Travel: The Imperial Gardens

    In the 1600s, after a lengthy civil war, Japan became unified under the rule of a Shogun.  Though Japan still had an emperor, his role was mainly ceremonial and he made is home in Kyoto, while the shogun ruled from Edo (current day Tokyo).
     During this time to peace and prosperity, Japan isolated itself from the rest of the world.  It wasn't until American ships arrived in the 1860s with a firm intent of opening up trade that the isolation of Japan ended and with it the rule of the shoguns.
    Power was restored to the emperor.  The shoguns castle at Edo also now belonged to the emperor and remains so even today.
    Although the Imperial Gardens still belong to Japan's royal family, they are open daily to the public and provide a small, peaceful respite from the sprawling metropolis of Tokyo.
    Last summer we were able to spend a few days exploring Tokyo.
    Among all the skyscrapers and the attractions, we found our way to this peaceful place.  After an hour walking the garden paths through trees and over koi ponds, we almost forgot we were surrounded on all sides by one of the largest cities in the world. 
    The foundation of a castle guard tower constructed in 1638 still stands along with a few other pieces of stonework.  We spent quite a bit of time watching the swans and and fish taking a leisurely swim.  I had to capture a few of the koi in photos.  They were playful and oh so beautiful even while burrowing into the mud searching for scraps. 

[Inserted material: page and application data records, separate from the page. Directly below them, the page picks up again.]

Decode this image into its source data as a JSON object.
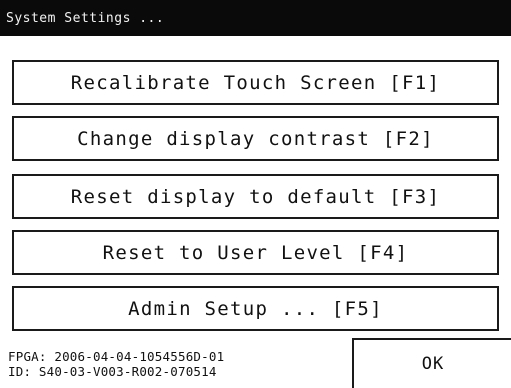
{
  "window": {
    "title": "System Settings ..."
  },
  "buttons": [
    {
      "label": "Recalibrate Touch Screen [F1]"
    },
    {
      "label": "Change display contrast [F2]"
    },
    {
      "label": "Reset display to default [F3]"
    },
    {
      "label": "Reset to User Level [F4]"
    },
    {
      "label": "Admin Setup ... [F5]"
    }
  ],
  "footer": {
    "fpga": "FPGA: 2006-04-04-1054556D-01",
    "id": "ID: S40-03-V003-R002-070514",
    "ok_label": "OK"
  }
}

At the end of this lovely day, after a delicious meal and a very crowded train ride, we were walking back to our hotel and were fortunate enough to catch a lunar eclipse.

No comments:

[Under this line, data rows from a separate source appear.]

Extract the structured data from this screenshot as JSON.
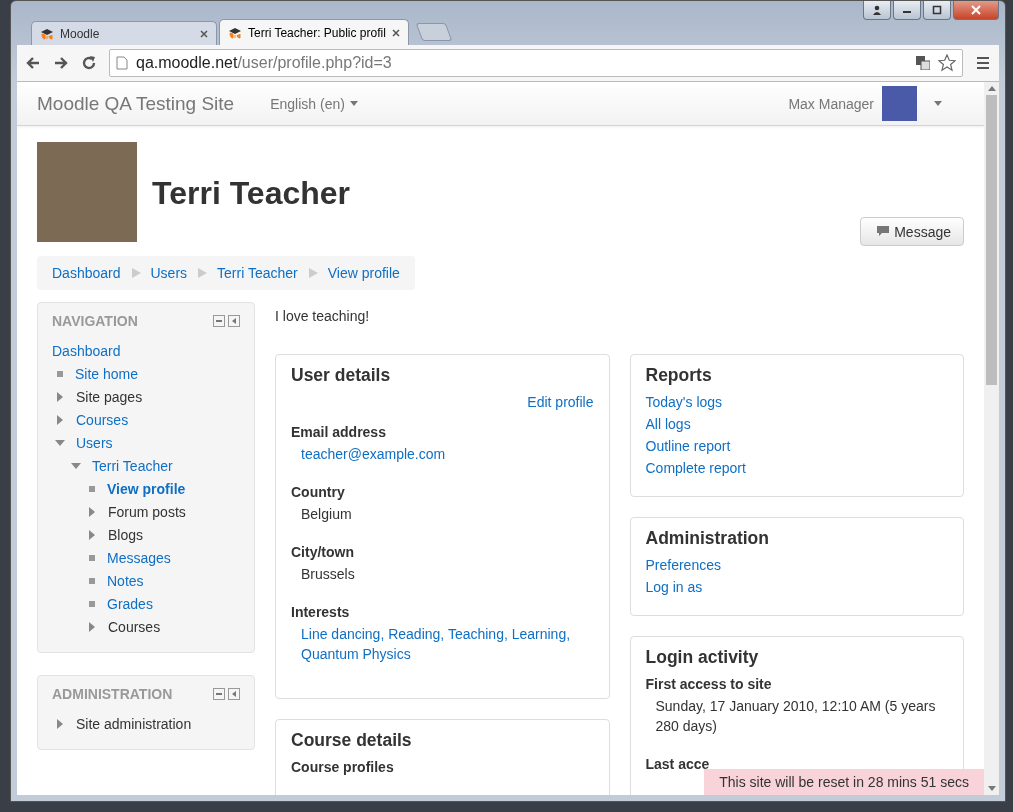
{
  "browser": {
    "tabs": [
      {
        "title": "Moodle",
        "selected": false
      },
      {
        "title": "Terri Teacher: Public profil",
        "selected": true
      }
    ],
    "url_host": "qa.moodle.net",
    "url_path": "/user/profile.php?id=3"
  },
  "navbar": {
    "site_name": "Moodle QA Testing Site",
    "language": "English (en)",
    "user_name": "Max Manager"
  },
  "profile": {
    "name": "Terri Teacher",
    "message_button": "Message"
  },
  "breadcrumb": [
    "Dashboard",
    "Users",
    "Terri Teacher",
    "View profile"
  ],
  "navigation": {
    "title": "NAVIGATION",
    "items": [
      {
        "label": "Dashboard",
        "kind": "root",
        "link": true,
        "selected": false,
        "children": [
          {
            "label": "Site home",
            "kind": "leaf",
            "link": true,
            "selected": false
          },
          {
            "label": "Site pages",
            "kind": "branch",
            "expanded": false,
            "link": false,
            "selected": false
          },
          {
            "label": "Courses",
            "kind": "branch",
            "expanded": false,
            "link": true,
            "selected": false
          },
          {
            "label": "Users",
            "kind": "branch",
            "expanded": true,
            "link": true,
            "selected": false,
            "children": [
              {
                "label": "Terri Teacher",
                "kind": "branch",
                "expanded": true,
                "link": true,
                "selected": false,
                "children": [
                  {
                    "label": "View profile",
                    "kind": "leaf",
                    "link": true,
                    "selected": true
                  },
                  {
                    "label": "Forum posts",
                    "kind": "branch",
                    "expanded": false,
                    "link": false,
                    "selected": false
                  },
                  {
                    "label": "Blogs",
                    "kind": "branch",
                    "expanded": false,
                    "link": false,
                    "selected": false
                  },
                  {
                    "label": "Messages",
                    "kind": "leaf",
                    "link": true,
                    "selected": false
                  },
                  {
                    "label": "Notes",
                    "kind": "leaf",
                    "link": true,
                    "selected": false
                  },
                  {
                    "label": "Grades",
                    "kind": "leaf",
                    "link": true,
                    "selected": false
                  },
                  {
                    "label": "Courses",
                    "kind": "branch",
                    "expanded": false,
                    "link": false,
                    "selected": false
                  }
                ]
              }
            ]
          }
        ]
      }
    ]
  },
  "administration_block": {
    "title": "ADMINISTRATION",
    "items": [
      {
        "label": "Site administration",
        "kind": "branch",
        "expanded": false,
        "link": false,
        "selected": false
      }
    ]
  },
  "description": "I love teaching!",
  "user_details": {
    "title": "User details",
    "edit_link": "Edit profile",
    "fields": [
      {
        "label": "Email address",
        "values": [
          "teacher@example.com"
        ],
        "link": true
      },
      {
        "label": "Country",
        "values": [
          "Belgium"
        ],
        "link": false
      },
      {
        "label": "City/town",
        "values": [
          "Brussels"
        ],
        "link": false
      },
      {
        "label": "Interests",
        "values": [
          "Line dancing,",
          "Reading,",
          "Teaching,",
          "Learning,",
          "Quantum Physics"
        ],
        "link": true
      }
    ]
  },
  "course_details": {
    "title": "Course details",
    "fields": [
      {
        "label": "Course profiles"
      }
    ]
  },
  "reports": {
    "title": "Reports",
    "links": [
      "Today's logs",
      "All logs",
      "Outline report",
      "Complete report"
    ]
  },
  "administration": {
    "title": "Administration",
    "links": [
      "Preferences",
      "Log in as"
    ]
  },
  "login_activity": {
    "title": "Login activity",
    "fields": [
      {
        "label": "First access to site",
        "value": "Sunday, 17 January 2010, 12:10 AM  (5 years 280 days)"
      },
      {
        "label": "Last acce"
      }
    ]
  },
  "reset_notice": "This site will be reset in 28 mins 51 secs"
}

Post a Comment

Thank you for stopping by! I read every comment and I always try to respond. This is a polite and respectful blog, so please keep your comments polite and respectful too, or I will delete them. ;)

Full Disclosure here: I am a member of the blogger affiliate program for ModCloth, Chic Wish, EShakti, and Romwe.

Note: Only a member of this blog may post a comment.